There have been a series of new cases of equine herpes virus in California over the last several weeks, in Tuolumne, San Joaquin and Sonoma counties.
Locally, there was a single confirmed case in Sonoma County, which was quickly identified and quarantined until the risk of contagion had passed.
Equine Herpes Virus (EHV-1) infection in horses can cause respiratory disease, neurological disease, abortion in mares and neonatal foal death. The neurological form of the disease, is known as Equine Herpes Myeloencephalopathy (EHM), has the potential to cause high morbidity and mortality. EHV-1 is easily spread and typically has an incubation period between 2-10 days. Respiratory shedding of the virus generally occurs for 7-10 days, but may persist longer in infected horses. For this reason, the isolation period recommendation for confirmed positive EHM cases is twenty-one (21) days.
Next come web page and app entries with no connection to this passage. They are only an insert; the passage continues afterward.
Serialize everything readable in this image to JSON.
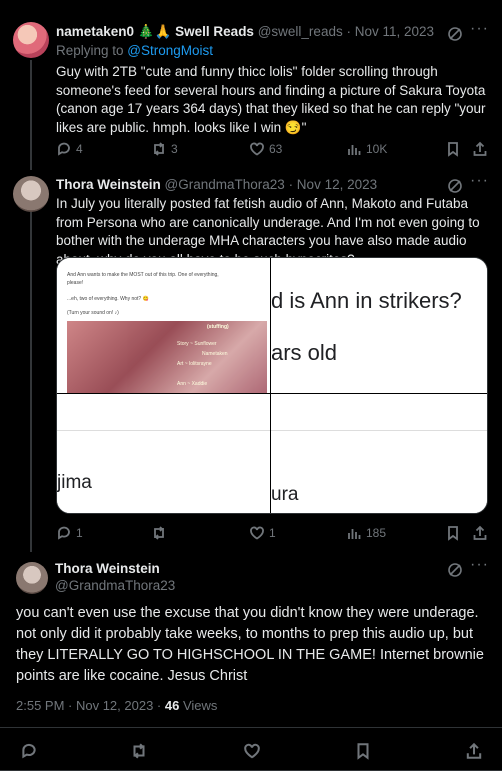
{
  "tweets": [
    {
      "name": "nametaken0 🎄🙏 Swell Reads",
      "handle": "@swell_reads",
      "time": "· Nov 11, 2023",
      "replying_to_prefix": "Replying to ",
      "replying_to": "@StrongMoist",
      "text": "Guy with 2TB \"cute and funny thicc lolis\" folder scrolling through someone's feed for several hours and finding a picture of Sakura Toyota (canon age 17 years 364 days) that they liked so that he can reply \"your likes are public. hmph. looks like I win 😏\"",
      "stats": {
        "replies": "4",
        "reposts": "3",
        "likes": "63",
        "views": "10K"
      }
    },
    {
      "name": "Thora Weinstein",
      "handle": "@GrandmaThora23",
      "time": "· Nov 12, 2023",
      "text": "In July you literally posted fat fetish audio of Ann, Makoto and Futaba from Persona who are canonically underage. And I'm not even going to bother with the underage MHA characters you have also made audio about. why do you all have to be such hypocrites?",
      "stats": {
        "replies": "1",
        "reposts": "",
        "likes": "1",
        "views": "185"
      },
      "media": {
        "cell1_lines": [
          "And Ann wants to make the MOST out of this trip. One of everything,",
          "please!",
          "...eh, two of everything. Why not? 😋",
          "(Turn your sound on! ♪)"
        ],
        "cell1_box_header": "(stuffing)",
        "cell1_box_lines": [
          "Story ~ Sunflower",
          "Nametaken",
          "Art ~ lolitsrayne",
          "Ann ~ Xaddie"
        ],
        "cell2_text": "d is Ann in strikers?",
        "cell2_sub": "ars old",
        "cell3_text": "jima",
        "cell4_text": "ura"
      }
    }
  ],
  "main": {
    "name": "Thora Weinstein",
    "handle": "@GrandmaThora23",
    "text": "you can't even use the excuse that you didn't know they were underage. not only did it probably take weeks, to months to prep this audio up, but they LITERALLY GO TO HIGHSCHOOL IN THE GAME! Internet brownie points are like cocaine. Jesus Christ",
    "time": "2:55 PM · Nov 12, 2023 ·",
    "views_count": "46",
    "views_label": "Views"
  }
}
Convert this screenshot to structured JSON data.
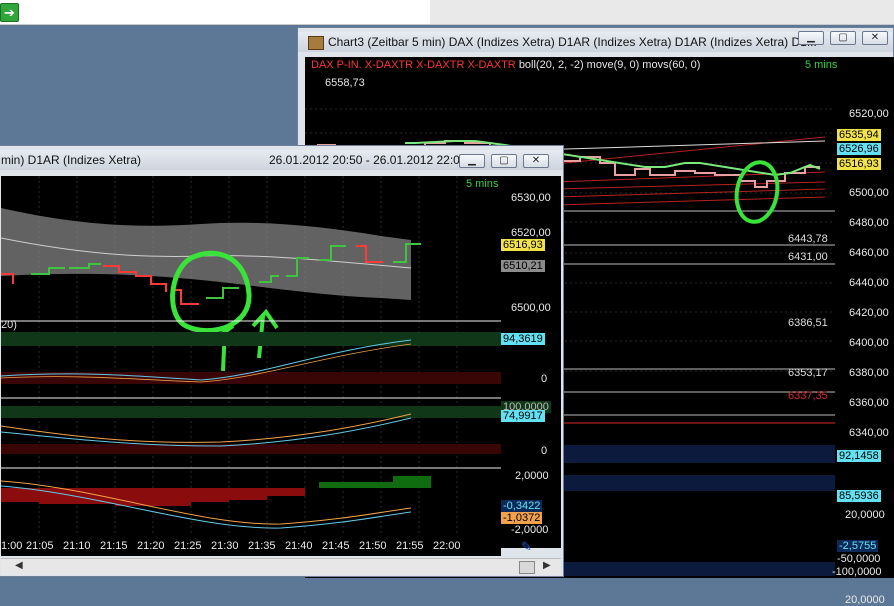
{
  "app": {
    "go_glyph": "➔"
  },
  "chart3": {
    "title": "Chart3 (Zeitbar 5 min)  DAX (Indizes Xetra) D1AR (Indizes Xetra) D1AR (Indizes Xetra) D1...",
    "legend_symbol": "DAX P-IN. X-DAXTR X-DAXTR X-DAXTR",
    "legend_indicators": "boll(20, 2, -2) move(9, 0) movs(60, 0)",
    "interval": "5 mins",
    "top_value": "6558,73",
    "price_axis": [
      "6520,00",
      "6500,00",
      "6480,00",
      "6460,00",
      "6440,00",
      "6420,00",
      "6400,00",
      "6380,00",
      "6360,00",
      "6340,00"
    ],
    "tags": [
      {
        "text": "6535,94",
        "color": "#f2e24a"
      },
      {
        "text": "6526,96",
        "color": "#63e1f2"
      },
      {
        "text": "6516,93",
        "color": "#f2e24a"
      }
    ],
    "levels": [
      {
        "text": "6443,78",
        "color": "#e6e6e6"
      },
      {
        "text": "6431,00",
        "color": "#e6e6e6"
      },
      {
        "text": "6386,51",
        "color": "#e6e6e6"
      },
      {
        "text": "6353,17",
        "color": "#e6e6e6"
      },
      {
        "text": "6337,35",
        "color": "#d62a2a"
      }
    ],
    "osc_tags": [
      "92,1458",
      "85,5936",
      "-2,5755"
    ],
    "osc_axis": [
      "20,0000",
      "-50,0000",
      "-100,0000",
      "20,0000"
    ]
  },
  "chart_small": {
    "title": "min)  D1AR (Indizes Xetra)",
    "range": "26.01.2012 20:50 - 26.01.2012 22:05",
    "interval": "5 mins",
    "price_axis": [
      "6530,00",
      "6520,00",
      "6500,00"
    ],
    "tags": [
      {
        "text": "6516,93",
        "color": "#f2e24a"
      },
      {
        "text": "6510,21",
        "color": "#8c8c8c"
      }
    ],
    "ind1_label": "20)",
    "ind1_tag": "94,3619",
    "ind1_axis": "0",
    "ind2_tag": "74,9917",
    "ind2_axis_top": "100,0000",
    "ind2_axis": "0",
    "ind3_axis": [
      "2,0000",
      "-2,0000"
    ],
    "ind3_tags": [
      {
        "text": "-0,3422",
        "color": "#63e1f2"
      },
      {
        "text": "-1,0372",
        "color": "#f2a24a"
      }
    ],
    "time_axis": [
      "1:00",
      "21:05",
      "21:10",
      "21:15",
      "21:20",
      "21:25",
      "21:30",
      "21:35",
      "21:40",
      "21:45",
      "21:50",
      "21:55",
      "22:00"
    ]
  }
}
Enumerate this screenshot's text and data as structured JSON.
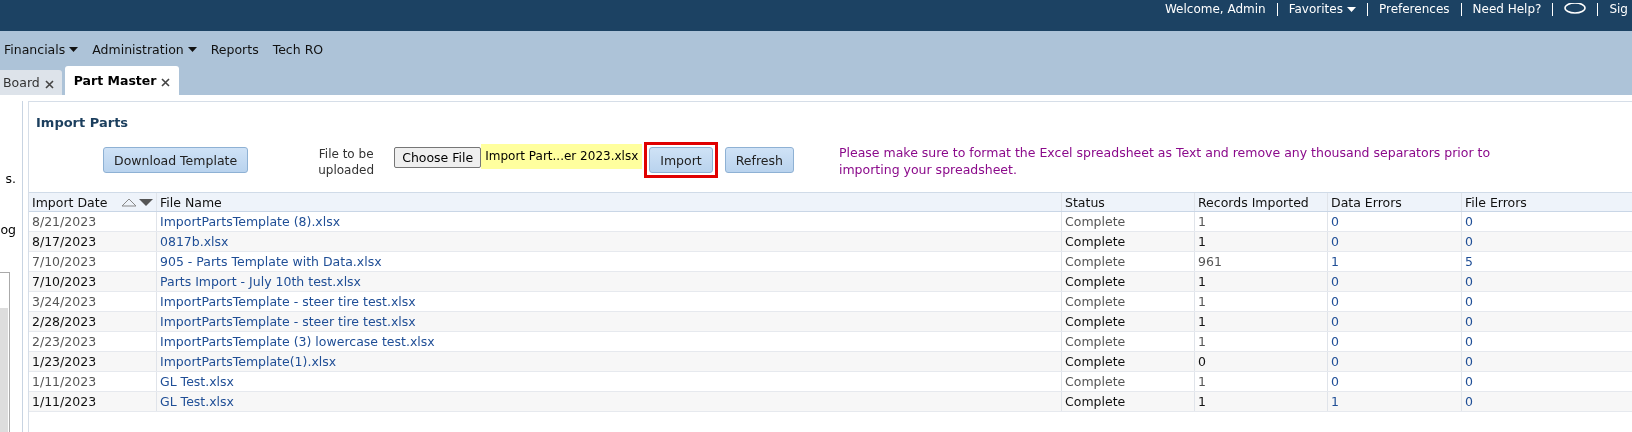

In the recent Sonoma County instance, a 15-year-old Oldenburg mare from Sonoma County was confirmed positive for the neuropathogenic strain of Equine Herpes Virus-1 on August 23, 2011. Two additional horses on the affected premises were confirmed positive by nasal swab for the same virus. The only clinical sign displayed by these two horses was a fever. An epidemiologic investigation conducted by CDFA revealed minimal disease risk based on lack of animal movement on and off the affected premises. The affected premises were quarantined and the 13 other horses on the property were temperature monitored twice daily and observed for clinical signs for 21 days. No additional horses have demonstrated a fever or any other compatible clinical signs. On September 13, 2011, the quarantine was released.More information about Equine Herpes Virus is available from CDFA here.